Start of DATA EXCERPTS

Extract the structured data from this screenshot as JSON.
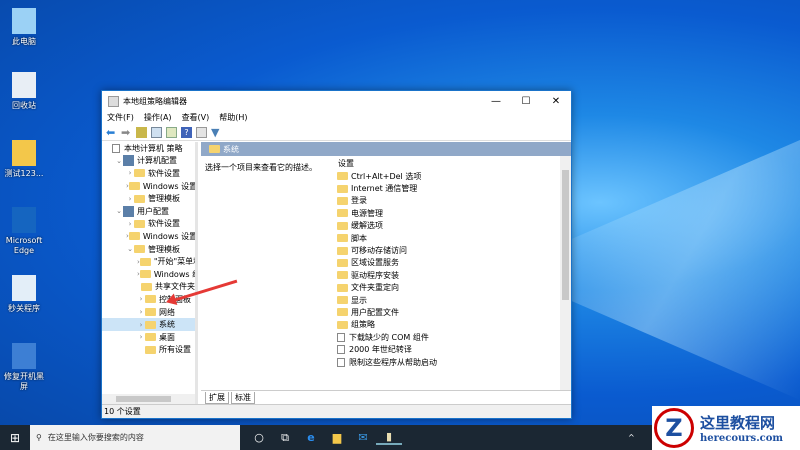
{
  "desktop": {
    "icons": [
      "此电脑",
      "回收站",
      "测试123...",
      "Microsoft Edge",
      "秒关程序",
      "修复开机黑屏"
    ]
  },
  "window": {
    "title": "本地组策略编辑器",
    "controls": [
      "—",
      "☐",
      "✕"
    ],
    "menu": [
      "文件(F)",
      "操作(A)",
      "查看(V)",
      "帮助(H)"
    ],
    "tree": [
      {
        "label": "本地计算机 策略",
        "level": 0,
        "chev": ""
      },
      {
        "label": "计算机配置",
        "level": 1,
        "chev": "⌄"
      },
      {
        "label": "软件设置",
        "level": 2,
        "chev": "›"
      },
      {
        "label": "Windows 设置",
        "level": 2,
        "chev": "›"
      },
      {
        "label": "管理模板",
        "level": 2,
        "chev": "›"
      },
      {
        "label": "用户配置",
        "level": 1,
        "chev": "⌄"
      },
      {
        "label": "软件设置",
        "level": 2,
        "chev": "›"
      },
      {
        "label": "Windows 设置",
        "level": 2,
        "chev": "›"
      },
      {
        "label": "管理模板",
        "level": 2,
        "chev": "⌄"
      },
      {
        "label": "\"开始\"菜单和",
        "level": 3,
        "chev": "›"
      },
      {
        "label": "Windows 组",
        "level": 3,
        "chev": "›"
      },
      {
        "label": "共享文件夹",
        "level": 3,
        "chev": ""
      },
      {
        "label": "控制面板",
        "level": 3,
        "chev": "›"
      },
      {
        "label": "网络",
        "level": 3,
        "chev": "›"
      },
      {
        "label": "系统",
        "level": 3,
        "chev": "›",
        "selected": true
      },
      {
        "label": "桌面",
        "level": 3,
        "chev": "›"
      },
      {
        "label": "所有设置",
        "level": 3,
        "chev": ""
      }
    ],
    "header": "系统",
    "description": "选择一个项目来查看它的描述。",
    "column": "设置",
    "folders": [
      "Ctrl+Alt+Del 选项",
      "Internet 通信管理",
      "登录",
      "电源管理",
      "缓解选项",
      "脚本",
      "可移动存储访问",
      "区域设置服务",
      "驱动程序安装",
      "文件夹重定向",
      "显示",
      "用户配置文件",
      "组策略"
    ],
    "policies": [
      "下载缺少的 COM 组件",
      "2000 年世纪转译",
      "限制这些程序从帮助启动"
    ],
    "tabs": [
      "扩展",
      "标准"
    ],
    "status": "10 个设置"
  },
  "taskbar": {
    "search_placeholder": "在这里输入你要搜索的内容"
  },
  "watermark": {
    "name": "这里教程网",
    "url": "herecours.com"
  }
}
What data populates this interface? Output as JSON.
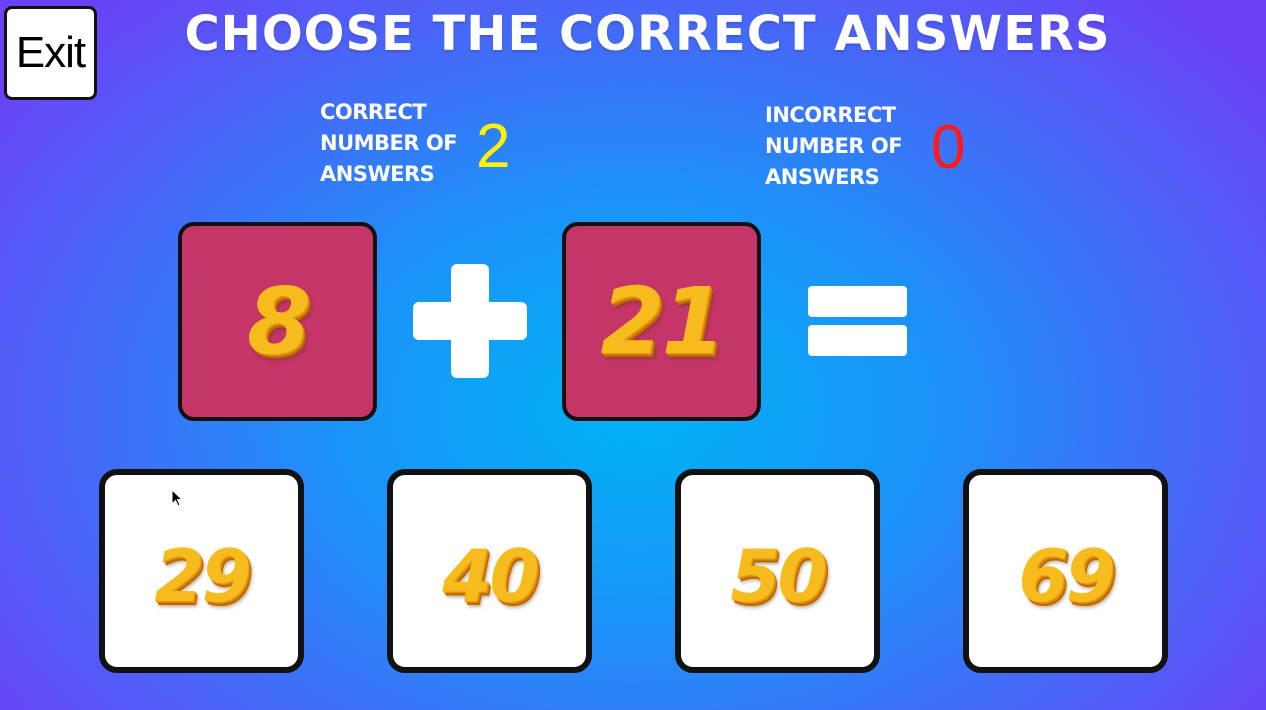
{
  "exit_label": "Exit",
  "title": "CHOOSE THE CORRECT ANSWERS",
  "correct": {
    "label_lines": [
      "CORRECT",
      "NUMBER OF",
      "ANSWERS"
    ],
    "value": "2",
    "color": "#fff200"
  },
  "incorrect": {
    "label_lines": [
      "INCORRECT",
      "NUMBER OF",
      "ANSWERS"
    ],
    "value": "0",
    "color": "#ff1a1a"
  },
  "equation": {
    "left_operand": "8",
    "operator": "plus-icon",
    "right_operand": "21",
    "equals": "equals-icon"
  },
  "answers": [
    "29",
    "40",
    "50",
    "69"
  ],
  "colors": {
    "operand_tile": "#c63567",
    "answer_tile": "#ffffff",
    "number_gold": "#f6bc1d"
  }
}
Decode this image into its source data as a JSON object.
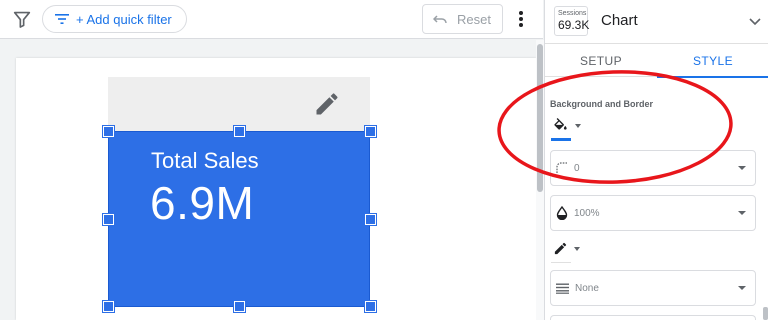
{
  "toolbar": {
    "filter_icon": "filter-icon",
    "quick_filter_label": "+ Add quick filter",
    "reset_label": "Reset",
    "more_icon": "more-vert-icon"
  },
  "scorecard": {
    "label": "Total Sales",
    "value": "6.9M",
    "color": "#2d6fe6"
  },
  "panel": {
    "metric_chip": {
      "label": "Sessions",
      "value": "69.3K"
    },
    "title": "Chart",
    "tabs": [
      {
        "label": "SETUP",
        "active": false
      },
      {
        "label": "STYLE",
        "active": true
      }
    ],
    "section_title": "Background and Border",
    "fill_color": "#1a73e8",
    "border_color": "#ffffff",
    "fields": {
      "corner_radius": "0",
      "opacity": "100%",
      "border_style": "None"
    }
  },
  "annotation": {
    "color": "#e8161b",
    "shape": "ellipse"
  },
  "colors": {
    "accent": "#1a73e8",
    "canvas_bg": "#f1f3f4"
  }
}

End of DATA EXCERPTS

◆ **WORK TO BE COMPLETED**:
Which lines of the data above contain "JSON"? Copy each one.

◆ **COMPLETED TASK**:
Extract the structured data from this screenshot as JSON.
What data populates this interface? Output as JSON.
Decode this image into its source data as a JSON object.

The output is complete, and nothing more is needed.